The exact cause of afib is unknown. We don’t know yet why one patient develops afib and another does not. However, there are many risk factors for the development of afib, including high blood pressure, sleep apnea, diabetes, heart failure, among many others. If you have these medical problems, it is important to see your doctor regularly to ensure they are being adequately treated.
Types of atrial fibrillation
Afib is categorized based on the duration of the arrhythmia, i.e. how long patients remain in afib:
Paroxysmal afib -- intermittent episodes of afib. Episodes start and stop spontaneously and can last from seconds to days. Aside from these episodes of afib, the patient is in a normal rhythm.
Persistent afib – long episodes of afib that last over a week. These episodes of afib usually do not stop on their own. Patients will need medications to terminate the episode and restore normal rhythm, or they will need to have a cardioversion, which is an electrical shock to the heart to restore a normal rhythm.
Long-standing persistent afib – extremely long duration of afib that has lasted for over 1 year at least. These patients will almost always require advance therapies to restore a normal rhythm. However, despite these advanced therapies, patients are at high risk for recurrence of afib.
Permanent afib – afib is the permanent rhythm. The patients are always in afib and no attempts are made to restore a normal rhythm.
There is a wide spectrum of symptoms that patients experience when in afib. Some patients are asymptomatic, meaning they cannot tell at all when they are in afib. For patients who do have symptoms, these symptoms can include palpitations (feeling heart racing or irregular), shortness of breath, fatigue, weakness, dizziness, poor activity tolerance, among others.

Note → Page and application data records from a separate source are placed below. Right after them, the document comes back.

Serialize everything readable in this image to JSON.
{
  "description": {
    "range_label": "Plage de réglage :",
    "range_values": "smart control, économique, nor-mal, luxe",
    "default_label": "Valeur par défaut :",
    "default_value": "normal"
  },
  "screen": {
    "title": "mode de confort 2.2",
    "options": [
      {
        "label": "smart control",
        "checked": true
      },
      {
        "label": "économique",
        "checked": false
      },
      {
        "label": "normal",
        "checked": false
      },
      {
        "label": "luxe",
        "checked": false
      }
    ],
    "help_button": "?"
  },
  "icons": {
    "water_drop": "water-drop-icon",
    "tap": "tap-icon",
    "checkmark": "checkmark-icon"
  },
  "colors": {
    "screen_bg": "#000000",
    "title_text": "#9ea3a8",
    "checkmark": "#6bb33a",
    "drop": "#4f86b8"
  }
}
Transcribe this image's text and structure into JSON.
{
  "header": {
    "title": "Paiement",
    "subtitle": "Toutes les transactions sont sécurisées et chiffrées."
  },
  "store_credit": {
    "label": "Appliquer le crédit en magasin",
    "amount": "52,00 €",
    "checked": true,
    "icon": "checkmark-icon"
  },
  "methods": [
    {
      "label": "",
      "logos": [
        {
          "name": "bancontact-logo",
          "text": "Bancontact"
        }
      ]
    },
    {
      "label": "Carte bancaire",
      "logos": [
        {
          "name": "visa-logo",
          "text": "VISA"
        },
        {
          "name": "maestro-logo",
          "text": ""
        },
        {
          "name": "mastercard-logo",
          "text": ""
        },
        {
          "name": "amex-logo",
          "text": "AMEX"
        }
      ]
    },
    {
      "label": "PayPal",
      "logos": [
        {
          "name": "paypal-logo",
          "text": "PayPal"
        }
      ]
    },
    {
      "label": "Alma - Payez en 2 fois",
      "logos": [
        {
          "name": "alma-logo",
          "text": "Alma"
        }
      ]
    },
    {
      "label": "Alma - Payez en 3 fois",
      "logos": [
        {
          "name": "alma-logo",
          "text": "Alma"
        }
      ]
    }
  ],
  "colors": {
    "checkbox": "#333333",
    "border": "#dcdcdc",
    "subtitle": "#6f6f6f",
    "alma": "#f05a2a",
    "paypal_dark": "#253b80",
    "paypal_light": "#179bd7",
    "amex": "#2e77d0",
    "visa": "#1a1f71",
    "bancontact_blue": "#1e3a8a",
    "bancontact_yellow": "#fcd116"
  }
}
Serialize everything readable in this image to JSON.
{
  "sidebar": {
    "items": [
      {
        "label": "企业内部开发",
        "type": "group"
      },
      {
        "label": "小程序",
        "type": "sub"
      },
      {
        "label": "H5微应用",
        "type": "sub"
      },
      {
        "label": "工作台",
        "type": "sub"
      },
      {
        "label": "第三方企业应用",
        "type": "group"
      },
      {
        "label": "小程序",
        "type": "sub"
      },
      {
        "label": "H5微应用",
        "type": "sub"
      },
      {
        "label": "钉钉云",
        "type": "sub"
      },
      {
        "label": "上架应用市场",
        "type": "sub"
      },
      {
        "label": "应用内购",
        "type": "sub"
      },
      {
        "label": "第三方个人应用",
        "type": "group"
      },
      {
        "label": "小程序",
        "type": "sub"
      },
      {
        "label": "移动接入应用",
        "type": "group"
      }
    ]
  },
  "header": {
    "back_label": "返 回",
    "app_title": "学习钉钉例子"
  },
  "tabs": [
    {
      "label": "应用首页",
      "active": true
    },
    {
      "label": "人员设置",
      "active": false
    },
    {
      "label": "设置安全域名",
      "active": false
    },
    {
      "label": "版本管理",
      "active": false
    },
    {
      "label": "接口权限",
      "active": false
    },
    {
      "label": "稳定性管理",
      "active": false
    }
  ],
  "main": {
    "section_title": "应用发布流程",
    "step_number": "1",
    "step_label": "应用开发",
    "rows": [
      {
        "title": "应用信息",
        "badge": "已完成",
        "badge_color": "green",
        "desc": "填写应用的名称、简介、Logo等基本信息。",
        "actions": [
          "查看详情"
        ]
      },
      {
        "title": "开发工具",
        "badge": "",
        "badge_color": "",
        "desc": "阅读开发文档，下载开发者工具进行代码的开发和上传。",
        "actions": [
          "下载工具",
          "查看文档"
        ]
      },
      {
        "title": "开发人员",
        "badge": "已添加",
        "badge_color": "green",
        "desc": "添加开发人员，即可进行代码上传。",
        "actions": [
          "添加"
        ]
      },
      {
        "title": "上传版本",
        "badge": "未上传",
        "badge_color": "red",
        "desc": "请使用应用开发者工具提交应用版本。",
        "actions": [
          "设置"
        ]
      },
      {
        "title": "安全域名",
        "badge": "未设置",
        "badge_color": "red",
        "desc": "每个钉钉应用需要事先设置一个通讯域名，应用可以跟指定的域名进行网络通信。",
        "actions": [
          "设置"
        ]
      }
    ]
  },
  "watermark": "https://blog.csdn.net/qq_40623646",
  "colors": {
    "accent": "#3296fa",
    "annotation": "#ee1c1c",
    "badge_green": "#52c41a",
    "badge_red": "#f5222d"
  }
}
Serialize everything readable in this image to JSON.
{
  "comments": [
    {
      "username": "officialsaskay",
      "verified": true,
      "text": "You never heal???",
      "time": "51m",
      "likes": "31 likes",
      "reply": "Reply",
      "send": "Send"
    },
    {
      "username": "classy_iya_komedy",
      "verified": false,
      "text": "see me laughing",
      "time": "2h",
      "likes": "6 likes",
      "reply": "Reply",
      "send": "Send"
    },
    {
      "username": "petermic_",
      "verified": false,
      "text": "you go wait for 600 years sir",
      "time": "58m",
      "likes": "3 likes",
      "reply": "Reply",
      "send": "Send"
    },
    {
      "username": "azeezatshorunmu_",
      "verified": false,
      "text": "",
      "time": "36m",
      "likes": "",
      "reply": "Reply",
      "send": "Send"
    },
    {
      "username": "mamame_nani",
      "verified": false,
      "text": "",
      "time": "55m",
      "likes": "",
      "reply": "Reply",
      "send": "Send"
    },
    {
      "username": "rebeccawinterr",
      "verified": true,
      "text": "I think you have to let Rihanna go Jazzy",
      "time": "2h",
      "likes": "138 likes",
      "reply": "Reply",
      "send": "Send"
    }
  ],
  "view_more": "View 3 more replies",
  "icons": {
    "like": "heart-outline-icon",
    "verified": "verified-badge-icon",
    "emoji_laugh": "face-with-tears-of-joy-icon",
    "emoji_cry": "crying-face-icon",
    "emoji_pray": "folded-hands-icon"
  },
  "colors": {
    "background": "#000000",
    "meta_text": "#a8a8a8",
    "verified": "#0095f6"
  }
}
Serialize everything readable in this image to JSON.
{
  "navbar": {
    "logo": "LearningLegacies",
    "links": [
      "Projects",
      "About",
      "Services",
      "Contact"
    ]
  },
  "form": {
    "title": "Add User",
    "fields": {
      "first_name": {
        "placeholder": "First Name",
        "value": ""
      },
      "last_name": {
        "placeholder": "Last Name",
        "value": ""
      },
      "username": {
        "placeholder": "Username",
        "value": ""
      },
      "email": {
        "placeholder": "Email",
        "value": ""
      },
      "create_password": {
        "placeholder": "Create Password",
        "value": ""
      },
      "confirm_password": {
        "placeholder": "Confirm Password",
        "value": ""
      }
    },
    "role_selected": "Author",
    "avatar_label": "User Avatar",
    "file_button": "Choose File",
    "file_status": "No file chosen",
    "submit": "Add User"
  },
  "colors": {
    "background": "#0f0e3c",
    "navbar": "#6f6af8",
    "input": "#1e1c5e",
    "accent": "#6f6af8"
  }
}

Treatment of atrial fibrillation
For patients that do not have any symptoms related to their afib, then it is not necessary to try to prevent them from having episodes of afib. Instead, it is ok to let them remain in afib and to control the heart rate. As mentioned previously, it is important to ensure the heart rate is controlled to avoid possibly developing heart failure. For patients who are symptomatic from their afib, then it is important to try to prevent them from having afib to avoid those symptoms. Medications called anti-arrhythmic drugs can be used to try to keep patients in a normal rhythm. There are a number of different anti-arrhythmic drugs and sometimes patients will have to try several different ones before finding one that works well.
For patients that do not tolerate medications well or for whom the medications are not working well, an afib ablation is a very good option. This is a procedure where the origin of the abnormal electrical impulses that start afib are targeted with a catheter. The heart muscle is either “cauterized” (radiofrequency ablation) or frozen (cryoablation).
Prevention of Stroke
As aforementioned, patients with afib are at a much higher risk of stroke. Oral anticoagulation (blood thinners) are used to minimize that risk. There are several blood thinners available on the market, including warfarin (Coumadin), dabigatran (Pradaxa), rivoraxaban (Xarelto), apixaban (Eliquis), and edoxaban (Savaysa). Blood thinners will increase one’s risk of bleeding, so patients on blood thinners need to be monitored by their physician closely.
For some patients, the risk of bleeding is too high, and they cannot take blood thinners for a long period of time. In those patients with high risk of bleeding, there is a device called the Watchman device that is available. The Watchman device is implanted inside the heart in the area where most of the blood clots form and will permanently seal off this area of the heart. Patients with a successfully implanted Watchman device, will be able to stop their blood thinner several weeks after the implant procedure.
Atrial fibrillation is a complex arrhythmia that can cause many different symptoms. If you think that you may have an irregular heart rhythm, it is important see your doctor to investigate whether you have afib. Although afib is a complex arrhythmia, it can be very well treated.